Companies like Gradifi and Student Loan Genius help organizations by providing platforms that allow employers to send payments directly to an employee’s student loan servicer.

Although this benefit has been getting a lot of attention, it is currently offered by around 5% of employers. One of the major hurdles preventing this from becoming a mainstream benefit is that, unlike tuition reimbursement, student loan repayment contributions are taxable. Employees will be taxed on the employer contribution as additional income. There is legislation under consideration in Washington that would correct this issue. In February 2017, a bill was introduced to amend Section 127 of the Internal Revenue Code. Section 127 currently allows an employee to exclude up to $5,250 per year in employer provided educational assistance from taxable income. That covers tuition, books, fees and supplies. Amending Section 127 to include student loan repayment contributions would mean the same $5,250 annual limit would apply. One thing to note is that the $5,250 limit is not indexed for inflation and has been in place since 1986.

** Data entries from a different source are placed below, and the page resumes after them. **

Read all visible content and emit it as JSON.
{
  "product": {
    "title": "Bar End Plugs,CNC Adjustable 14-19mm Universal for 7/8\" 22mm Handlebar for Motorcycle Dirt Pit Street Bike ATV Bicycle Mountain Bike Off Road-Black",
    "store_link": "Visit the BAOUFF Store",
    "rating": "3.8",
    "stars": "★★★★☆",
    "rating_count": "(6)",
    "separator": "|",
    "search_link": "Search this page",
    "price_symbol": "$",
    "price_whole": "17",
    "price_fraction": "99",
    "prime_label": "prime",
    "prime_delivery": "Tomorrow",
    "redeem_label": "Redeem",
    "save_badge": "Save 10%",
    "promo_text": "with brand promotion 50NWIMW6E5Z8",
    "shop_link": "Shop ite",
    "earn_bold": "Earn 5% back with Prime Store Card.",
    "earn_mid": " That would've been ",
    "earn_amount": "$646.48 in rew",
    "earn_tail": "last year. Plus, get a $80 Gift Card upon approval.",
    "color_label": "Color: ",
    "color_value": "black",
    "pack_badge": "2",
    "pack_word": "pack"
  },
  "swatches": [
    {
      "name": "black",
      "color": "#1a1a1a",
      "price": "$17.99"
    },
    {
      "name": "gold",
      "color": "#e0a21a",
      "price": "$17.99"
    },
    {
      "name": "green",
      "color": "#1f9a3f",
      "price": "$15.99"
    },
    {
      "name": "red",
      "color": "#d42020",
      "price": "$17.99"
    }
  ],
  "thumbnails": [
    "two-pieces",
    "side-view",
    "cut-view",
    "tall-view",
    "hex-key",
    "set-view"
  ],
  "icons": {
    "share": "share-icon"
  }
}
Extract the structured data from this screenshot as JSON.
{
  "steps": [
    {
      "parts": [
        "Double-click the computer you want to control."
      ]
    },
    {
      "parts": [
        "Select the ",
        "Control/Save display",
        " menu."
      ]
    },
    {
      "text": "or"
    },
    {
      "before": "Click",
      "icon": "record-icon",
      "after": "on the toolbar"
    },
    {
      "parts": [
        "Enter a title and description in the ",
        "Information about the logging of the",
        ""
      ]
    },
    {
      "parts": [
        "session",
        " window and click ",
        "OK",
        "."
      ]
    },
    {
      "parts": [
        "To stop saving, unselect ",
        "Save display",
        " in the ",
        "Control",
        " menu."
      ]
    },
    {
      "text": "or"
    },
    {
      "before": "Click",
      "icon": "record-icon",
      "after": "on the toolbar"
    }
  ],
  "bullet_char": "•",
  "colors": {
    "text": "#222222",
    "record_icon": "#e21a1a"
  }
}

Some companies have decided they won’t wait on Washington to fix the tax issue and are using their student loan repayment program as a recruiting tool to attract and retain Millennial talent while differentiating themselves from the competition. Because such a small number of employers are offering the benefit, it garners a lot of media attention and, as seen above, does not necessarily have to cost a lot of money. Companies have also found that matching an employee’s student loan contributions up to a certain percentage improves employee engagement.

One consequence of the student loan debt issue is that younger employees are not saving for retirement. This is important because they are putting their future at risk. The earlier employees can begin saving for retirement and letting compound interest go to work, the better their chances of achieving their retirement goals.

Let’s hope that the growth of the student loan repayment benefit will also lead to an increase in 401k savings. At least that’s my wish.